> EXERCISE DIRECTIONS
Which lines of the entries below hold the word "positions"? Report each of them.

BEGIN DATA SUPPLIED

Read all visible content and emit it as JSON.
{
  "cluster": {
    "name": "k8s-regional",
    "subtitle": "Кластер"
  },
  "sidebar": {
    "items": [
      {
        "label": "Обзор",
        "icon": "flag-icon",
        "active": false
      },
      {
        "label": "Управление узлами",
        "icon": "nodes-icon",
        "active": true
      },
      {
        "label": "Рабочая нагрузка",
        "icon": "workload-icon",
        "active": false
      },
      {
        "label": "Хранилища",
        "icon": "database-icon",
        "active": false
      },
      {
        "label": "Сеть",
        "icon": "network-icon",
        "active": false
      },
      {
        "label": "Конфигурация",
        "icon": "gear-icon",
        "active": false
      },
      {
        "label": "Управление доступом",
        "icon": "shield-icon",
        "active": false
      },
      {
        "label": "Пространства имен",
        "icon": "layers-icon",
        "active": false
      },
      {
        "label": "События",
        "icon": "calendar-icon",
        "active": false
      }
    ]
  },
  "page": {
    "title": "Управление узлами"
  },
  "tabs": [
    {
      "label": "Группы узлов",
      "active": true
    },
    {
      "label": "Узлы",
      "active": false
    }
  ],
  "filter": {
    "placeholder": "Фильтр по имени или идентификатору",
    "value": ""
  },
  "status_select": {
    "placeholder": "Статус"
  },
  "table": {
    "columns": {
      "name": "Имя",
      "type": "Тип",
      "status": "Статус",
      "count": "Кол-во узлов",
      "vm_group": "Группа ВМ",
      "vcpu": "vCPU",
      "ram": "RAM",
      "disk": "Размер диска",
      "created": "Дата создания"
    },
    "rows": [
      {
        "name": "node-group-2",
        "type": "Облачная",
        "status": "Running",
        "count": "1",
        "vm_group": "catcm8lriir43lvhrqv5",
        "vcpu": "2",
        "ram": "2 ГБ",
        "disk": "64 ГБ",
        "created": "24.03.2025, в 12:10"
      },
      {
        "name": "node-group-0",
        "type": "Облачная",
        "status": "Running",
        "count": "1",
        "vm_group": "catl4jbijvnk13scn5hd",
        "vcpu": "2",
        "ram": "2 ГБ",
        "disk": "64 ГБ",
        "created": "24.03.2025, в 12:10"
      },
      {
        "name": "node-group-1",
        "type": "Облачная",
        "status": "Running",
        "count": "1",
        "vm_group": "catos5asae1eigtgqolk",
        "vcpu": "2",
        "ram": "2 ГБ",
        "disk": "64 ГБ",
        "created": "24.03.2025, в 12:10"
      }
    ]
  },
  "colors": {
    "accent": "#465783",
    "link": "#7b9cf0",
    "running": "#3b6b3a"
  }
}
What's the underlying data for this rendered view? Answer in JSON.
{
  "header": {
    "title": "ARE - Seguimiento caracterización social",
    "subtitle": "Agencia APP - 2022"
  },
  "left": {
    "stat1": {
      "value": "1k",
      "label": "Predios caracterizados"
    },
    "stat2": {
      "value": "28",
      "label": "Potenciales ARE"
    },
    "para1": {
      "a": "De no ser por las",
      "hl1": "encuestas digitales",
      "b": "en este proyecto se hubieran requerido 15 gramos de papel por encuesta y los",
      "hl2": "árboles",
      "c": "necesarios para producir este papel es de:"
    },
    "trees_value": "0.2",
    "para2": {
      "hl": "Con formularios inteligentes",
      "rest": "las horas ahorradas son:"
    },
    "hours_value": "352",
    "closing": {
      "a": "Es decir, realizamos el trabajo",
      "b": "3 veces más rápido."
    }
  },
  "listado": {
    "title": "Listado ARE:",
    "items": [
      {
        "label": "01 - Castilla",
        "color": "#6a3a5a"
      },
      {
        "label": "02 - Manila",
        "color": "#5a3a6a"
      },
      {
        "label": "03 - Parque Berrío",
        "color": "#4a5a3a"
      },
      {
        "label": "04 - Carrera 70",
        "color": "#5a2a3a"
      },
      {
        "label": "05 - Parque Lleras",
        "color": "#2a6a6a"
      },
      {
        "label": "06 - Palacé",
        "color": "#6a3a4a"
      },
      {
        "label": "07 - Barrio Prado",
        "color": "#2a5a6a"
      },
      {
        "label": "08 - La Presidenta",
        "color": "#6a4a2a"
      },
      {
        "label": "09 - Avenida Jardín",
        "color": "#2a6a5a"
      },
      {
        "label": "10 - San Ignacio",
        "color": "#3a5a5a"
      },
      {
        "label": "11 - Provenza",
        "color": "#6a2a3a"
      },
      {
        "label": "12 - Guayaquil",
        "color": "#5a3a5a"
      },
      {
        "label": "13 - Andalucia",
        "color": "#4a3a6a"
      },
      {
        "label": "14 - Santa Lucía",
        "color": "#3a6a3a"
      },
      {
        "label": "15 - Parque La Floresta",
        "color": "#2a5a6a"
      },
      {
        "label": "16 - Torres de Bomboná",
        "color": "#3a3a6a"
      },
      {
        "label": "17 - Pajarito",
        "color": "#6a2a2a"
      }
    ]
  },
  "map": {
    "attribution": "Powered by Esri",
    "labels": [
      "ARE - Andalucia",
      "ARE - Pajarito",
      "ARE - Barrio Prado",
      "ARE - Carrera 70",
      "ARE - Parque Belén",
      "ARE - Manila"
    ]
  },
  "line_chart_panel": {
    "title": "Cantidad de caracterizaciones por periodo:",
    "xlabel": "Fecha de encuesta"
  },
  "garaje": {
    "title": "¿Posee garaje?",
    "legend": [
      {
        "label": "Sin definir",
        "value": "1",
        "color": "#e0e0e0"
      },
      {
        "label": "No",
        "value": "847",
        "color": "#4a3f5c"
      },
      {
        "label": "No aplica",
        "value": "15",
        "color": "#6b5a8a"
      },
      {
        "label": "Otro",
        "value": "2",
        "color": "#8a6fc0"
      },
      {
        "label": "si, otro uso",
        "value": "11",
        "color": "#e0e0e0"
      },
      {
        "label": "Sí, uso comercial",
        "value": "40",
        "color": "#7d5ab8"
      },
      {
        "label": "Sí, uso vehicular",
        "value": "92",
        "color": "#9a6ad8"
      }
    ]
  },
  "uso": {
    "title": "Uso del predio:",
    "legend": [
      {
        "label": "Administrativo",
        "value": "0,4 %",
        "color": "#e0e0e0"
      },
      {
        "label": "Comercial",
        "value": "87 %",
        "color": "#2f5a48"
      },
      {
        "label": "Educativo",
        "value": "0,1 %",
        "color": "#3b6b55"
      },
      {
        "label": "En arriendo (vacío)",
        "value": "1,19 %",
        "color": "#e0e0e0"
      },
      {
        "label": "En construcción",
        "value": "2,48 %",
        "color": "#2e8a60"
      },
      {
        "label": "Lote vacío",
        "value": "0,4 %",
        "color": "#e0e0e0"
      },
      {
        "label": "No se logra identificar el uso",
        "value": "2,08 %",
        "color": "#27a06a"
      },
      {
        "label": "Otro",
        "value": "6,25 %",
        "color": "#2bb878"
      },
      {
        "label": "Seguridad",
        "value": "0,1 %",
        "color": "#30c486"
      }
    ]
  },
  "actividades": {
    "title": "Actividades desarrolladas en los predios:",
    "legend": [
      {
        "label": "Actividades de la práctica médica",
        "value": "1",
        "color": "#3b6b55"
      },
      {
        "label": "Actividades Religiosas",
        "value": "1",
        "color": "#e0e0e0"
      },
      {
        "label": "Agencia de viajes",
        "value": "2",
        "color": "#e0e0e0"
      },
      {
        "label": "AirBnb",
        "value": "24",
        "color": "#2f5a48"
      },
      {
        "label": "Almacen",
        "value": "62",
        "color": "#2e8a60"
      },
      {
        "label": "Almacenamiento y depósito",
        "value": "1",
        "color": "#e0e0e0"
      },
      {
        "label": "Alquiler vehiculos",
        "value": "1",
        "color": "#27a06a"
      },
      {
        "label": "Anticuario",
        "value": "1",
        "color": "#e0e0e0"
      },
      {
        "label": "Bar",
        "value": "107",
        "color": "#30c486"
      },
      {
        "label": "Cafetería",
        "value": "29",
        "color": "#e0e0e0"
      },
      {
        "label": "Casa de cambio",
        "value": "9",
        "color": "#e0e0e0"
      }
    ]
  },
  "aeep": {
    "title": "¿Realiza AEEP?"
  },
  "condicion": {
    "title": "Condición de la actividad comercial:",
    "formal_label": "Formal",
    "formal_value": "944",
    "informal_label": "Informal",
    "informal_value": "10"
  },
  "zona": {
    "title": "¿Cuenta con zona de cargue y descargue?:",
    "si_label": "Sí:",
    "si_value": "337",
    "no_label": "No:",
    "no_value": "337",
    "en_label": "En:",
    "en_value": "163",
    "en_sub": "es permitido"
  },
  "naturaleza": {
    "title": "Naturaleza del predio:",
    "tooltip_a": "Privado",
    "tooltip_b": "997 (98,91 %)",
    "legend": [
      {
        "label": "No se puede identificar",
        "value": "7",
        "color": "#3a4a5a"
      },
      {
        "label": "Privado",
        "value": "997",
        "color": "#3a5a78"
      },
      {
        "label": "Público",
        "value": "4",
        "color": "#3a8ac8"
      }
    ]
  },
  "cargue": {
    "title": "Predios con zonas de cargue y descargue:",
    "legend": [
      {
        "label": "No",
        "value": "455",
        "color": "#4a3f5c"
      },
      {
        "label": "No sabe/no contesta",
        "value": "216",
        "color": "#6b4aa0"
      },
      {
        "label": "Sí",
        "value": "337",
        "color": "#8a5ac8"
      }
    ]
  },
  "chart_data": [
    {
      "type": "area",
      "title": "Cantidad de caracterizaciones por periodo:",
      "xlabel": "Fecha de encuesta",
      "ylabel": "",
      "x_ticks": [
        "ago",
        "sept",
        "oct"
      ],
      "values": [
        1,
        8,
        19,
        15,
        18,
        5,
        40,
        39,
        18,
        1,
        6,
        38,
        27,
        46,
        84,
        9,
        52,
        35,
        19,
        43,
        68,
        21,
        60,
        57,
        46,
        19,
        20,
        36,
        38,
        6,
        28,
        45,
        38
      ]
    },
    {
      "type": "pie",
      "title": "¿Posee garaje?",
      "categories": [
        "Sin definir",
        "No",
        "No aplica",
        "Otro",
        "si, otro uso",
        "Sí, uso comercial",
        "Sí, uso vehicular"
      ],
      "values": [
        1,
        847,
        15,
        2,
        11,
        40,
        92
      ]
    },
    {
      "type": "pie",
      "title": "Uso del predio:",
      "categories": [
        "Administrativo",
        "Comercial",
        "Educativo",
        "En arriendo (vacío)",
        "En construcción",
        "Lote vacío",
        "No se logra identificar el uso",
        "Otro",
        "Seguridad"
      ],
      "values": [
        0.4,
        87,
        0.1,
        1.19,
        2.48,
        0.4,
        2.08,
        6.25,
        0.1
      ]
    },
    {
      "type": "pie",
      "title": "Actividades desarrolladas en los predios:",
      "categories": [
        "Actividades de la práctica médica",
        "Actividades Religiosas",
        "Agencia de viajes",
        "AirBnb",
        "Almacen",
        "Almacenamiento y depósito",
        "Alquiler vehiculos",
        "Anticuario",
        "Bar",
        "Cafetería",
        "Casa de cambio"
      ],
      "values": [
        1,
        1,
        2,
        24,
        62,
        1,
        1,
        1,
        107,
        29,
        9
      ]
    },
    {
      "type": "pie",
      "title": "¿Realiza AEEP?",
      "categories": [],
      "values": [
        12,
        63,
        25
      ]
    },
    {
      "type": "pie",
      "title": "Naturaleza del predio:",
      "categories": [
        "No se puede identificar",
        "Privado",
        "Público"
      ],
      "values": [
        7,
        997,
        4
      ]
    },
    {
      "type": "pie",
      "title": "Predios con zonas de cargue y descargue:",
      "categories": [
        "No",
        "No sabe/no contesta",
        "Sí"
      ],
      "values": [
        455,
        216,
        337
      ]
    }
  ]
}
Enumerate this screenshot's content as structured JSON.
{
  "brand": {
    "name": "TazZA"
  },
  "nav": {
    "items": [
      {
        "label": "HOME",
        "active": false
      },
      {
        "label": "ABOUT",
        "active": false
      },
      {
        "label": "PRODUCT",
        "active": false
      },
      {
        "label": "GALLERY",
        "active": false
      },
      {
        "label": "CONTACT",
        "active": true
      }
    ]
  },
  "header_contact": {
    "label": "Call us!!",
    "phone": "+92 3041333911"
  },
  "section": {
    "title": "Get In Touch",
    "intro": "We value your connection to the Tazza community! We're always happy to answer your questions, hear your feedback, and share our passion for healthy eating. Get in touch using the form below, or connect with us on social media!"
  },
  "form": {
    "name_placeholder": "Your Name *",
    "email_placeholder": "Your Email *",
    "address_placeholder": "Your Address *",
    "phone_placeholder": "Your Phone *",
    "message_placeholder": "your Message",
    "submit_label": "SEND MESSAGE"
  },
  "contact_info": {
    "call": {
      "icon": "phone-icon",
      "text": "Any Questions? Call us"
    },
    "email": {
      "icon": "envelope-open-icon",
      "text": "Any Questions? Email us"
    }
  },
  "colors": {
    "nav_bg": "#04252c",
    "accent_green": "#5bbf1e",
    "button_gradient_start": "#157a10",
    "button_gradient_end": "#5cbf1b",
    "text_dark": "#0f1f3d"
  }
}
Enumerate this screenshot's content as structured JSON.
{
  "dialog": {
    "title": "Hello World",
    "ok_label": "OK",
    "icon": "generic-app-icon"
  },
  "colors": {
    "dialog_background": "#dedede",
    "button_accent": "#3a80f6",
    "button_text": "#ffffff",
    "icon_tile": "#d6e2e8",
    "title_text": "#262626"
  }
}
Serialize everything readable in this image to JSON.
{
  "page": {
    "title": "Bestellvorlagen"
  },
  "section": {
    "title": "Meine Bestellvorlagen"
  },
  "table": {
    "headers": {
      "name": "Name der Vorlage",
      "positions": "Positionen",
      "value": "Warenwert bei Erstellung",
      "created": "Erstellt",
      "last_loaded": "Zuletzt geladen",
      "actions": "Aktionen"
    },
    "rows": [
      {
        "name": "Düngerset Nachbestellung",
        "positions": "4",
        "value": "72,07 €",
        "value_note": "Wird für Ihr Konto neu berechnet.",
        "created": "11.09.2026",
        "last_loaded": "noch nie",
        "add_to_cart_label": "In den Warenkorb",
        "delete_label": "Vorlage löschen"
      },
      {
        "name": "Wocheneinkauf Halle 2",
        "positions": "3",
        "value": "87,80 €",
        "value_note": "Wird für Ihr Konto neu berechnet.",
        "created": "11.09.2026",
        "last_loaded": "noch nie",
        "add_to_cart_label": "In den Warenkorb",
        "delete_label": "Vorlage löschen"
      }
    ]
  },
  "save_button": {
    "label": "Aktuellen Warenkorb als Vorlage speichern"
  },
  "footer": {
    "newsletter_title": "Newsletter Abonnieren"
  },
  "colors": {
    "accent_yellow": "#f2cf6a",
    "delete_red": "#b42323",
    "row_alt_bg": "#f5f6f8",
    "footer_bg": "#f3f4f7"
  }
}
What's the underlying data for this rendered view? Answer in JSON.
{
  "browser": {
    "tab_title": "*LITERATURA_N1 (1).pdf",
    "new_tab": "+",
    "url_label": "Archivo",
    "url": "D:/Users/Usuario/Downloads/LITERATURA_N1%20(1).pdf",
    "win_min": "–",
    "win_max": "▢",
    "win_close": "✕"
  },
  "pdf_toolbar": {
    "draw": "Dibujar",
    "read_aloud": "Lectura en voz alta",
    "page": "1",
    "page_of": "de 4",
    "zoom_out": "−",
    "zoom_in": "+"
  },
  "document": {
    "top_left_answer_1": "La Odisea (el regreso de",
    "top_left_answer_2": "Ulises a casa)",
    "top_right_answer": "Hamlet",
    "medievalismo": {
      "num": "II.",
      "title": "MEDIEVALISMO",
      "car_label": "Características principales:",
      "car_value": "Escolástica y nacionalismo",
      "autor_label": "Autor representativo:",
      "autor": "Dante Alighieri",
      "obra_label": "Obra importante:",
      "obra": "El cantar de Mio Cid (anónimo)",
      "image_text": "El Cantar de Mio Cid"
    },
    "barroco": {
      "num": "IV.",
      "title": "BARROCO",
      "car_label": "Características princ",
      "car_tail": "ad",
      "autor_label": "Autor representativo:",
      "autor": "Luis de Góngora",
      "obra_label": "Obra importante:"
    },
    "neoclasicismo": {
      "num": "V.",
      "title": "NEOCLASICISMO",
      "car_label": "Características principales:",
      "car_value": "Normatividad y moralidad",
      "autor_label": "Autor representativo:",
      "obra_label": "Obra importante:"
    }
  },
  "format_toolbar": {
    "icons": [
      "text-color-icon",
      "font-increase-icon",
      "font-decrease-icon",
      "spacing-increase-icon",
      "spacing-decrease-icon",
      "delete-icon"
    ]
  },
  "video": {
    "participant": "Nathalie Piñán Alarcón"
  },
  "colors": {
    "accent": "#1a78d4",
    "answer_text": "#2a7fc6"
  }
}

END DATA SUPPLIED

> EXERCISE ANSWER
      "positions": "Positionen",
        "positions": "4",
        "positions": "3",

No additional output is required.